# [Exercise details]
Reproduce every line of the data, exactly and without its pictures.

# [Input data]
#####
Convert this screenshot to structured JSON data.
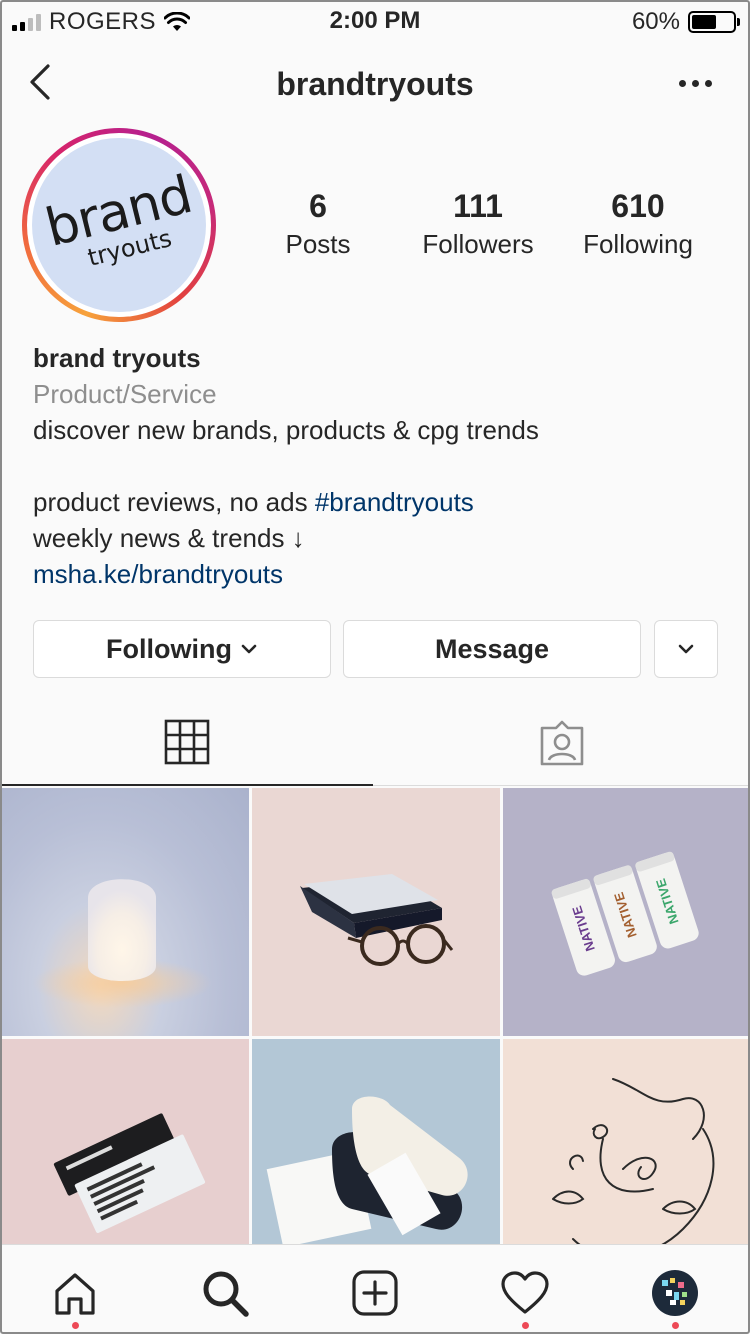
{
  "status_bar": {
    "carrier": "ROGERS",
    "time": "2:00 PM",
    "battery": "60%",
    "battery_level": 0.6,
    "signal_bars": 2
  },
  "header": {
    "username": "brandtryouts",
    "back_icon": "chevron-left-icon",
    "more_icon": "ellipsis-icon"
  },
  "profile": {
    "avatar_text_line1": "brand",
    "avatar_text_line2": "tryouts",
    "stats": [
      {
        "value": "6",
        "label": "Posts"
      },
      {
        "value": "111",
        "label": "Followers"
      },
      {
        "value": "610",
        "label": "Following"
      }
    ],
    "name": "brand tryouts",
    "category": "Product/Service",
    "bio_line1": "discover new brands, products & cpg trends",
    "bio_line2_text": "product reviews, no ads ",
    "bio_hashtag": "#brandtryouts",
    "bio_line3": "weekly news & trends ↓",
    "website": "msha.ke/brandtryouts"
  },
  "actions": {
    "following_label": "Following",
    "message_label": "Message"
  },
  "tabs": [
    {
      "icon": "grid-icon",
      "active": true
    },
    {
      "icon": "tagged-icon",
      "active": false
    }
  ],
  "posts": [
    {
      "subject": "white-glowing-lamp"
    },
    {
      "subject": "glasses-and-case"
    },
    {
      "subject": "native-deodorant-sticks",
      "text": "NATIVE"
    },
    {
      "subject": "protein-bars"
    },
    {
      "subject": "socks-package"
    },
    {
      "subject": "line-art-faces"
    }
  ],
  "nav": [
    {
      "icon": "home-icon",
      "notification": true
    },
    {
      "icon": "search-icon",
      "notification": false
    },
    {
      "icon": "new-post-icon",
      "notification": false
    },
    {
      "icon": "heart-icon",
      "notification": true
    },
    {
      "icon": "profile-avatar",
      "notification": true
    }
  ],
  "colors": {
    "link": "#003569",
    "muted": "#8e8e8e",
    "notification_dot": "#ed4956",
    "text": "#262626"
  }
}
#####
# [Expected answer]
Convert this screenshot to structured JSON data.
{
  "status_bar": {
    "carrier": "ROGERS",
    "time": "2:00 PM",
    "battery": "60%",
    "battery_level": 0.6,
    "signal_bars": 2
  },
  "header": {
    "username": "brandtryouts",
    "back_icon": "chevron-left-icon",
    "more_icon": "ellipsis-icon"
  },
  "profile": {
    "avatar_text_line1": "brand",
    "avatar_text_line2": "tryouts",
    "stats": [
      {
        "value": "6",
        "label": "Posts"
      },
      {
        "value": "111",
        "label": "Followers"
      },
      {
        "value": "610",
        "label": "Following"
      }
    ],
    "name": "brand tryouts",
    "category": "Product/Service",
    "bio_line1": "discover new brands, products & cpg trends",
    "bio_line2_text": "product reviews, no ads ",
    "bio_hashtag": "#brandtryouts",
    "bio_line3": "weekly news & trends ↓",
    "website": "msha.ke/brandtryouts"
  },
  "actions": {
    "following_label": "Following",
    "message_label": "Message"
  },
  "tabs": [
    {
      "icon": "grid-icon",
      "active": true
    },
    {
      "icon": "tagged-icon",
      "active": false
    }
  ],
  "posts": [
    {
      "subject": "white-glowing-lamp"
    },
    {
      "subject": "glasses-and-case"
    },
    {
      "subject": "native-deodorant-sticks",
      "text": "NATIVE"
    },
    {
      "subject": "protein-bars"
    },
    {
      "subject": "socks-package"
    },
    {
      "subject": "line-art-faces"
    }
  ],
  "nav": [
    {
      "icon": "home-icon",
      "notification": true
    },
    {
      "icon": "search-icon",
      "notification": false
    },
    {
      "icon": "new-post-icon",
      "notification": false
    },
    {
      "icon": "heart-icon",
      "notification": true
    },
    {
      "icon": "profile-avatar",
      "notification": true
    }
  ],
  "colors": {
    "link": "#003569",
    "muted": "#8e8e8e",
    "notification_dot": "#ed4956",
    "text": "#262626"
  }
}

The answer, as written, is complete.